One of the main roles of NICE is to publish guidance which recommends the use of particular health technologies by the UK’s National Health Service. This includes technology appraisals and recommendations on the use of new and existing treatments, including medicines, medical devices, diagnostic techniques, surgical procedures and health promotion activities.

NICE has recently been reviewing the process of appealing against its decisions on which guidance to issue on particular technologies. On 26 April, it published a new manual setting out the process for appealing against the decisions of both its technology appraisals and its highly specialised technologies evaluations.

These appraisals are crucial to the UK life sciences industry because they are the key to effective market access and to the successful launch of a product on the market. Increased clarity in the guidance on the rules applicable to the appeal process – in instances where the outcome of the technology evaluation is negative – is therefore very welcome.

The new manual will apply to any appeal against a final technology appraisal draft guidance decision from NICE which is made on or after 1 June. Six key changes set out in the new manual are:

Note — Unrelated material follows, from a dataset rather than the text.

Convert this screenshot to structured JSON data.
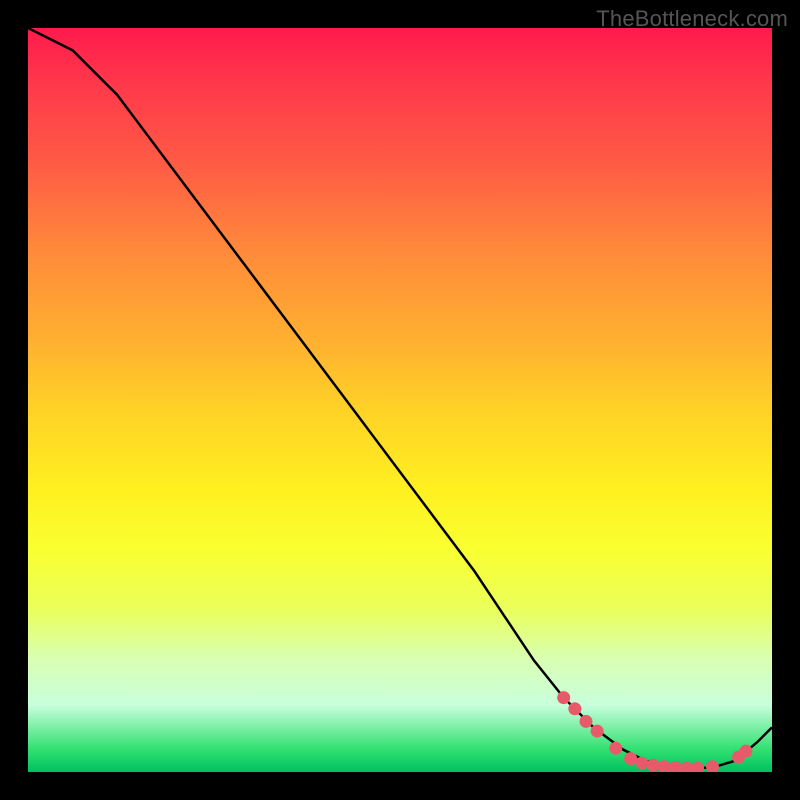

  • A new section clarifying who may bring an appeal. The previous guidance specifies that only consultees involved in a technology appraisal or a highly specialised technologies evaluation may appeal. The updated guidance now provides a helpful defined list of ‘consultee organisations’ that are permitted to lodge an appeal. It also clarifies that the ability to become a consultee ends at the point when the final draft guidance is issued to stakeholders, whether this happens after consultation or without consultation.
  • Clarification of the procedure for commencing judicial review proceedings in instances where some of the grounds for appeal are dismissed at scrutiny.
  • Clarification on the oral hearing process, including on the confidentiality of the data submitted and the process for declaring conflicts of interests.
  • All data considered relevant to the appeal must have already been submitted to the technology appraisal committee. New evidence or information cannot be presented in the appeal letter or at the hearing. The new manual clarifies that stakeholders who consider that new data casts doubt on a recommendation should seek a review of the guidance, rather than lodging an appeal.
  • Shortening of the timescale for the appeal panel to release and publish an appeal decision.
  • Clarifying at which point after the publication of guidance and the publication of an appeal decision an application for judicial review should begin.

The previous manual still applies to all appeals against technology appraisal draft guidance issued up to and including 31 May 2023.